• Ham radio operators await council action on permits
Oceanside, Calif. amateur radio operators will learn later this month if the City Council will ease proposed permitting requirements associated with erecting certain antennas in the city. That’s according to a story in Thursday’s (Jan 6) San Diego Union-Tribune.
The council was set to take up the issue at Wednesday’s meeting, but postponed the discussion until Jan. 26 to allow for city staff members to finish a compromise agreement.
Under the proposal, the city would back off a plan to require the amateur, or “ham” radio operators, to obtain a conditional-use permit to set up antennas taller than 36 feet if standing alone or 10 feet if placed on a rooftop, which would cost $500 and would require Planning Commission review and possible appeal to the Council. Instead, radio buffs would be allowed to get a less onerous administrative permit for antennas as tall as 75 feet, as long as the antennas are retractable. The administrative permit would only require staff approval unless the neighborhood requested a hearing.
Ham radio operators and Oceanside have been at odds since the city first released its proposed overhaul to its ordinance regulating cell towers last summer. City staff members said the ordinance was necessary to deal with the proliferation of cell towers throughout the city, especially in residential areas and adjacent to schools.
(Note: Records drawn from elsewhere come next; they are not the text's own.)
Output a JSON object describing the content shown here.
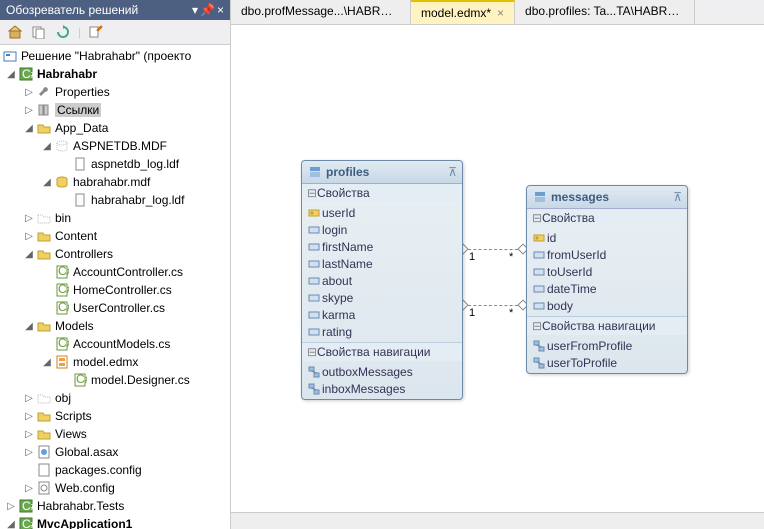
{
  "panel": {
    "title": "Обозреватель решений",
    "pin_icon": "📌",
    "close_icon": "×",
    "dropdown_icon": "▾"
  },
  "toolbar": {
    "b1": "🏠",
    "b2": "📄",
    "b3": "↻",
    "b4": "⚡",
    "sep": "|"
  },
  "tree": {
    "solution_label": "Решение \"Habrahabr\" (проекто",
    "project": "Habrahabr",
    "properties": "Properties",
    "refs": "Ссылки",
    "app_data": "App_Data",
    "aspnetdb": "ASPNETDB.MDF",
    "aspnetdb_log": "aspnetdb_log.ldf",
    "habrahabr_mdf": "habrahabr.mdf",
    "habrahabr_log": "habrahabr_log.ldf",
    "bin": "bin",
    "content": "Content",
    "controllers": "Controllers",
    "account_ctrl": "AccountController.cs",
    "home_ctrl": "HomeController.cs",
    "user_ctrl": "UserController.cs",
    "models": "Models",
    "account_models": "AccountModels.cs",
    "model_edmx": "model.edmx",
    "model_designer": "model.Designer.cs",
    "obj": "obj",
    "scripts": "Scripts",
    "views": "Views",
    "global_asax": "Global.asax",
    "packages": "packages.config",
    "web_config": "Web.config",
    "tests": "Habrahabr.Tests",
    "mvcapp": "MvcApplication1"
  },
  "tabs": {
    "t1": "dbo.profMessage...\\HABRAHABR.MDF)",
    "t2": "model.edmx*",
    "t3": "dbo.profiles: Ta...TA\\HABRAHABR.M",
    "close": "×"
  },
  "entities": {
    "profiles": {
      "title": "profiles",
      "props_header": "Свойства",
      "props": [
        "userId",
        "login",
        "firstName",
        "lastName",
        "about",
        "skype",
        "karma",
        "rating"
      ],
      "nav_header": "Свойства навигации",
      "nav": [
        "outboxMessages",
        "inboxMessages"
      ]
    },
    "messages": {
      "title": "messages",
      "props_header": "Свойства",
      "props": [
        "id",
        "fromUserId",
        "toUserId",
        "dateTime",
        "body"
      ],
      "nav_header": "Свойства навигации",
      "nav": [
        "userFromProfile",
        "userToProfile"
      ]
    }
  },
  "multiplicity": {
    "one": "1",
    "many": "*"
  },
  "chart_data": {
    "type": "diagram",
    "entities": [
      {
        "name": "profiles",
        "properties": [
          "userId",
          "login",
          "firstName",
          "lastName",
          "about",
          "skype",
          "karma",
          "rating"
        ],
        "navigation": [
          "outboxMessages",
          "inboxMessages"
        ]
      },
      {
        "name": "messages",
        "properties": [
          "id",
          "fromUserId",
          "toUserId",
          "dateTime",
          "body"
        ],
        "navigation": [
          "userFromProfile",
          "userToProfile"
        ]
      }
    ],
    "relations": [
      {
        "from": "profiles",
        "to": "messages",
        "from_mult": "1",
        "to_mult": "*"
      },
      {
        "from": "profiles",
        "to": "messages",
        "from_mult": "1",
        "to_mult": "*"
      }
    ]
  }
}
Supporters decried the ordinance, which subjected the amateur radio operators to the same set of standards — and expensive permits — as the deep-pocketed telecommunications industry. The City Council, however, on Oct. 20 directed city staff to retool the section of the ordinance dealing specifically with amateur radio antennas. Read more....
• Great Britain to use Ham Bands During London 2012 Olympiad
The London 2012 Olympic Games will take place between July 27 and September 9, 2012. Ofcom, the United Kingdom's radio regulator, has published an updated spectrum plan for wireless communications at the London 2012 Games. This includes an update on the various demands for spectrum and how they may be met in part by tapping into the UHF ham bands. Frequencies in a number of bands allocated on a Secondary basis to the Amateur Service will be used at Olympic venues, among them are 70cm, 23cm and 13cm bands.
The Radio Society of Great Britain (RSGB) said it "fully appreciates that the 2012 Games are a premier international event and inevitably need significant spectrum resources and equipment to facilitate broadcasting, security, press/media, officials, etc. But the Society has highlighted that some existing amateur allocations (which are also listed in the Ofcom draft plan) need to be retained for use near venues for such things as the increased use of repeaters by visitors to the Games, Special Event Stations and the Radio Amateur's Emergency Network (RAYNET)." RSGB noted that the 70-cm band “has a significant amount of amateur repeater infrastructure.”
Regarding the 70-cm band, the Ofcom plan says: The 430-440 MHz band is managed by the MOD (Ministry of Defense) and used by Radio Amateurs on a secondary basis. Ofcom notes that RAYNET supports use by the St. John's Ambulance, Red Cross and other similar users as well as Amateur Special Event Stations for cultural events linked to the London 2012 Games. (St. John’s Ambulance is a worldwide first responder and charitable organization.)
"At past Games, Amateur radio bands (especially 430-440 MHz) have been used and this remains a possibility for the London 2012 Games if demand requires it. In the Statement we identified the bands that could be used for land mobile radio, handheld communications and talkback."
With regard to the Amateur-Satellite Service, the document says: "We do not think it will be necessary to use the frequency bands allocated to the Amateur-Satellite Service, but we will retain the option to consider whether there is a requirement to use them as we develop our venue-specific spectrum plans. We will continue to work closely with key stakeholders as we develop our plans." A final version of the plan will be published early in 2012. Read more....